And from somewhere near the back, she heard a daddy say, "Looks
like another deadbeat dad, too busy to waste his day."
The words did not offend her, as she smiled up at her Mom. And
looked back at her teacher, who told her to go on.
And with hands behind her back, slowly she began to speak. And
out from the mouth of a child, came words incredibly unique.
"My Daddy couldn't be here, because he lives so far away. But
I know he wishes he could be, since this is such a special day.
And though you cannot meet him, I wanted you to know. All about
my daddy, and how much he loves me so.
He loved to tell me stories, he taught me to ride my bike. He
surprised me with pink roses, and taught me to fly a kite.
We used to share fudge sundaes, and ice cream in a cone. And
though you cannot see him, I'm not standing here alone.
'Cause my daddy's always with me, even though we are apart I
know because he told me, he'll forever be in my heart"
With that, her little hand reached up, and lay across her chest.
Feeling her own heartbeat, beneath her favorite dress.
And from somewhere in the crowd of dads, her mother stood in
tears. Proudly watching her daughter, who was wise beyond her years.
For she stood up for the love of a man not in her life. Doing
what was best for her, doing what was right.
And when she dropped her hand back down, staring straight into
the crowd. She finished with a voice so soft, but its message clear and loud.
"I love my daddy very much, he's my shining star. And if he could,
he'd be here, but heaven's just too far.
You see he was a fireman and died just this past year When airplanes
hit the towers and taught Americans to fear.
But sometimes when I close my eyes, it's like he never went away."
And then she closed her eyes, and saw him there that day.
And to her mother's amazement, she witnessed with surprise. A
room full of daddies and children, all starting to close their eyes.
Who knows what they saw before them, who knows what they felt
inside. Perhaps for merely a second, they saw him at her side.

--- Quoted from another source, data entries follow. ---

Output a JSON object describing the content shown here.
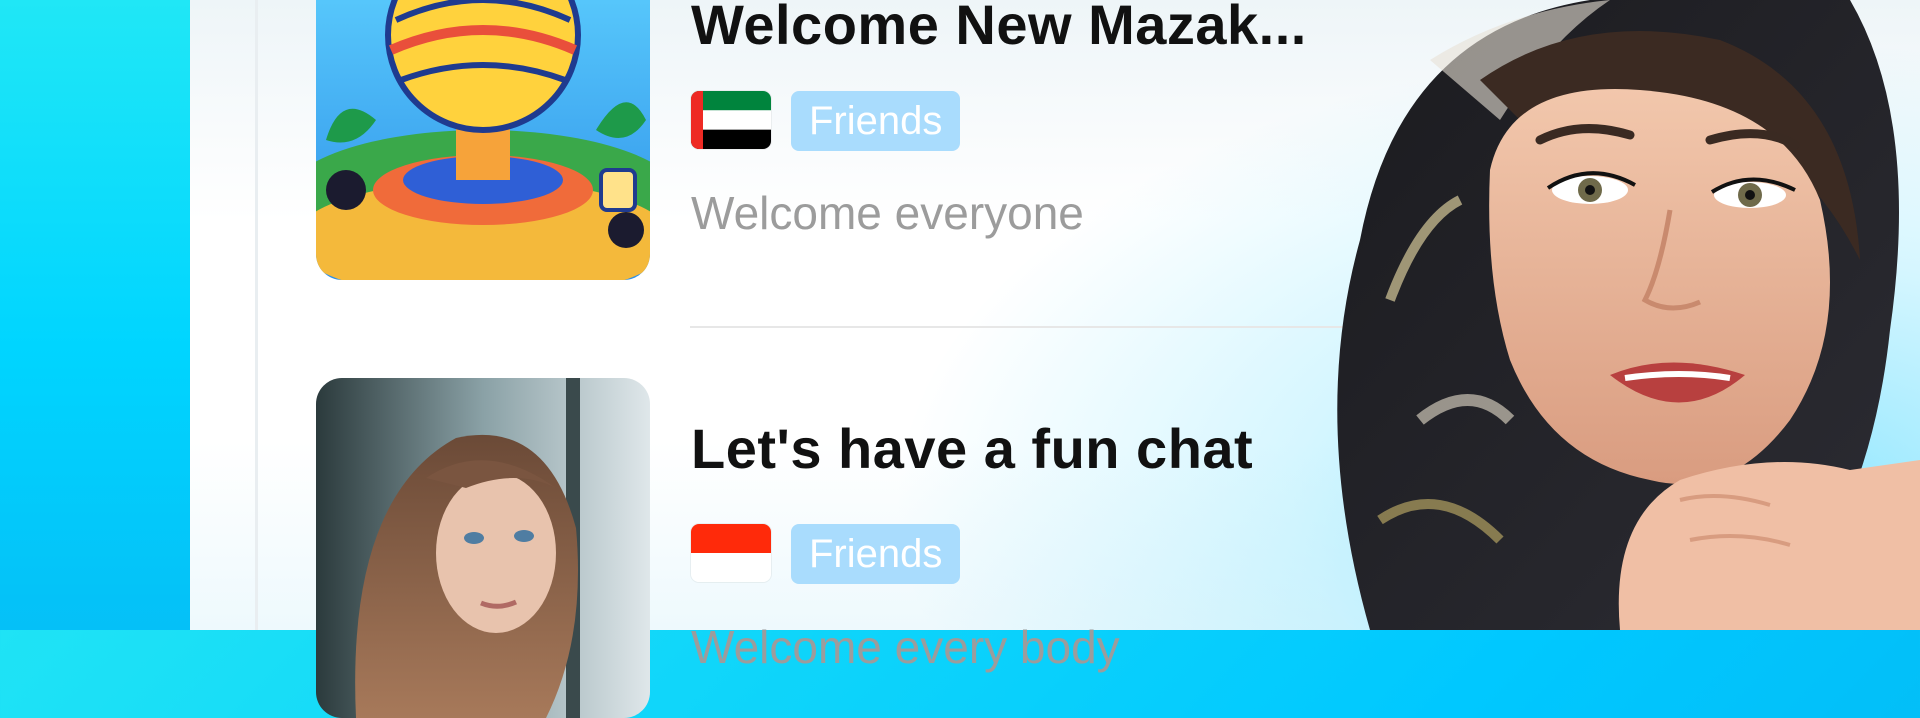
{
  "rooms": [
    {
      "title": "Welcome New Mazak...",
      "flag": "UAE",
      "tag": "Friends",
      "description": "Welcome everyone",
      "thumbnail": "illustrated-globe-stage"
    },
    {
      "title": "Let's have a fun chat",
      "flag": "Indonesia",
      "tag": "Friends",
      "description": "Welcome every body",
      "thumbnail": "woman-portrait-photo"
    }
  ],
  "colors": {
    "tag_bg": "#a9dcfd",
    "accent": "#00c8ff",
    "title_text": "#111111",
    "description_text": "#9c9c9c"
  }
}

"I know you're with me Daddy," to the silence she called out.
And what happened next made believers, of those once filled with doubt.
Not one in that room could explain it, for each of their eyes
had been closed. But there on the desk beside her, was a fragrant long-stemmed pink rose.
And a child was blessed, if only for a moment, by the love of
her shining bright star. And given the gift of believing, that heaven is never too far.